If a line includes the word "What", it belongs in the count; state the total for the data below and add nothing.

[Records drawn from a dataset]
☆ ☆ ☆

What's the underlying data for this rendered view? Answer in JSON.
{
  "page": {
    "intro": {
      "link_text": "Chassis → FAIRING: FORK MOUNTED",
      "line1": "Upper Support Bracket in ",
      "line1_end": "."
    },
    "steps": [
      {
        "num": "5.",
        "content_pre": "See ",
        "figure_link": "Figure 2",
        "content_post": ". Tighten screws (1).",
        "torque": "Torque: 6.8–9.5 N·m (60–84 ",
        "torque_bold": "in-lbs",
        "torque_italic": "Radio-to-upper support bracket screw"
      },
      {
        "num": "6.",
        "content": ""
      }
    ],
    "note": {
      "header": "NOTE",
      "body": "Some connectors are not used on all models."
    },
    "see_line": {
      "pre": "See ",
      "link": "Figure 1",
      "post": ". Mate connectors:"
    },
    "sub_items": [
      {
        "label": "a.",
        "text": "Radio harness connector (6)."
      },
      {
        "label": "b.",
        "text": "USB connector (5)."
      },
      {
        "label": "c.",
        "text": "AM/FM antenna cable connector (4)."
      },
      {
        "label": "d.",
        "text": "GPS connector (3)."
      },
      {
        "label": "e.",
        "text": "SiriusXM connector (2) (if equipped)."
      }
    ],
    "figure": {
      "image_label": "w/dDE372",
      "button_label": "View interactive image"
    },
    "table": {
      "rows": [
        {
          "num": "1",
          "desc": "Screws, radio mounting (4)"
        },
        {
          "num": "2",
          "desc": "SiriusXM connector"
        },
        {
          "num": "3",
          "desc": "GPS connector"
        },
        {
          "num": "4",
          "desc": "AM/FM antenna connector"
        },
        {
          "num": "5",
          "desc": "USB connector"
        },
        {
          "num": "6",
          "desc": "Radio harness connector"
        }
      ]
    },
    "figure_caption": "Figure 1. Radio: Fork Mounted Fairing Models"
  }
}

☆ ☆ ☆

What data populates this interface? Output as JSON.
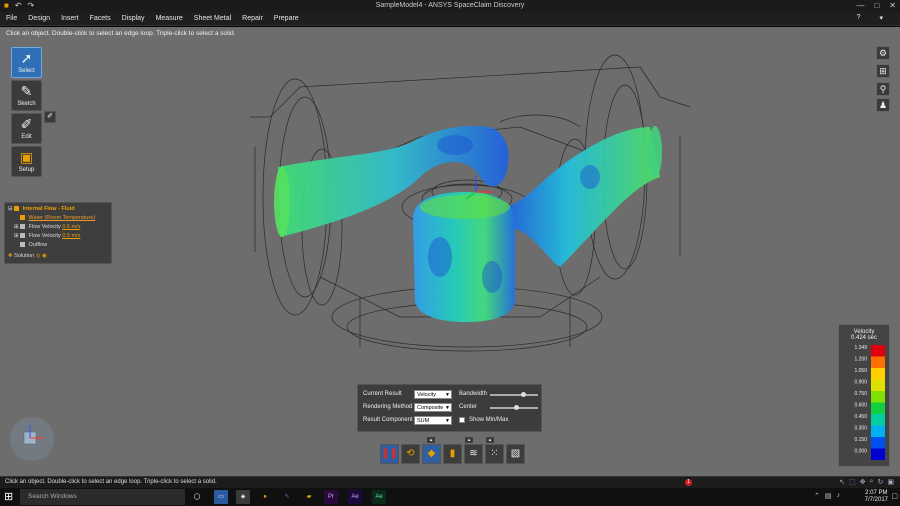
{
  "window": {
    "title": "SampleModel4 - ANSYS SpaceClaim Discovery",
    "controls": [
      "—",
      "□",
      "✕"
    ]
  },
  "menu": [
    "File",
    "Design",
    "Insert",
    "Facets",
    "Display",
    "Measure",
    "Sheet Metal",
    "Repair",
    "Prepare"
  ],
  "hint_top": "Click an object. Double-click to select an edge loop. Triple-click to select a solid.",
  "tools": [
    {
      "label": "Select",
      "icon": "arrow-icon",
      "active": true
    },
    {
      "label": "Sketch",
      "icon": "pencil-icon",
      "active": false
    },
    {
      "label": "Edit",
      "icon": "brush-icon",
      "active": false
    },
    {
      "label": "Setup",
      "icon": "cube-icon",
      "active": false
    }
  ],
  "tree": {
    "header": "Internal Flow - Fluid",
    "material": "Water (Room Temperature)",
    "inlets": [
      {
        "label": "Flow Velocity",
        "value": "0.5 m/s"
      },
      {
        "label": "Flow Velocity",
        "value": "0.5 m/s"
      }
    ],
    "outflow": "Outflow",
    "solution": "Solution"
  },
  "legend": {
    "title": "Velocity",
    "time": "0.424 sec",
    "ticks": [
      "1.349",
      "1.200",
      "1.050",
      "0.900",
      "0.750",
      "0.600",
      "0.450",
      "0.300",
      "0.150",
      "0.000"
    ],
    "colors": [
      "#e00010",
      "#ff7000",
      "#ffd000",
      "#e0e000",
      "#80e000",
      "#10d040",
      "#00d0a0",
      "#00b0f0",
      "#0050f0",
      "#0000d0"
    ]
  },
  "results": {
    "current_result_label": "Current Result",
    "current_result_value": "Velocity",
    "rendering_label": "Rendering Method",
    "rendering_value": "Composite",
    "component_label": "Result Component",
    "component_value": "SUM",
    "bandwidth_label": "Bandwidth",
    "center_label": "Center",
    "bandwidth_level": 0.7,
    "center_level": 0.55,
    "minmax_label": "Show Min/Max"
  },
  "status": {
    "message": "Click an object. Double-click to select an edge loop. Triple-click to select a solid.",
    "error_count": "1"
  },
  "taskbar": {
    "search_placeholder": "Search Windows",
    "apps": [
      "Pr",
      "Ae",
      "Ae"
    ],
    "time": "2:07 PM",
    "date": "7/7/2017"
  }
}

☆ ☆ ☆

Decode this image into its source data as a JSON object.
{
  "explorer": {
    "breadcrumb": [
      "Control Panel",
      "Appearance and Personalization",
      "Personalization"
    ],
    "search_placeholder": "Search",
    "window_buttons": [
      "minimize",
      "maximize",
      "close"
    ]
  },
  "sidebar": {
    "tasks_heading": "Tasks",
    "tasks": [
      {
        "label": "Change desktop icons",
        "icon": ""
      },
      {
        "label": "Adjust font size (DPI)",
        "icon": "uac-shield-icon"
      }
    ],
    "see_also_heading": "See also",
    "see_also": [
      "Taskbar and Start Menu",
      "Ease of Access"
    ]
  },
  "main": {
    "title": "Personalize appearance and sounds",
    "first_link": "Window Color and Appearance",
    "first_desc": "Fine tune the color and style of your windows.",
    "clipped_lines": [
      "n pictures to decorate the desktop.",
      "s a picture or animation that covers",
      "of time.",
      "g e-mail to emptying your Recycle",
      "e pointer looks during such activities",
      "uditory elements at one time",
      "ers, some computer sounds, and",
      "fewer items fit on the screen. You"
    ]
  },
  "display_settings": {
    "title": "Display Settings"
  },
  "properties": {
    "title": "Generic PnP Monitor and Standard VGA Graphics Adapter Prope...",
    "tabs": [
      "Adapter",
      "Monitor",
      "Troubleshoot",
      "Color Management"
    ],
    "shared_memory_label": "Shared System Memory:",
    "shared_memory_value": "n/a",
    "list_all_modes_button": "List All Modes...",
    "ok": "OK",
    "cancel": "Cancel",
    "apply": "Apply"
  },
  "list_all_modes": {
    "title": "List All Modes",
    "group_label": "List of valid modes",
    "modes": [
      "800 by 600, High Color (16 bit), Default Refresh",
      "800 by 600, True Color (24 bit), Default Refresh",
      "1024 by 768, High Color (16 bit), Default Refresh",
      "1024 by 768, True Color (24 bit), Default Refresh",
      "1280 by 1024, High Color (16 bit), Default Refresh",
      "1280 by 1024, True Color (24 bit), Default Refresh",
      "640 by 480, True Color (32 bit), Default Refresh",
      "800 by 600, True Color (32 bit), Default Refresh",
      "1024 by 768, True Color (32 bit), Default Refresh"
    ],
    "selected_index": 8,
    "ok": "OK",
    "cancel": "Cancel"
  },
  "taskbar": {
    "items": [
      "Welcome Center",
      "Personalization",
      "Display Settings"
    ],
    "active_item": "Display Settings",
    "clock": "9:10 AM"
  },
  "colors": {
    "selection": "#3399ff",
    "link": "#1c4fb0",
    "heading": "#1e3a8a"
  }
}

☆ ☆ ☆

• Result of the task:
2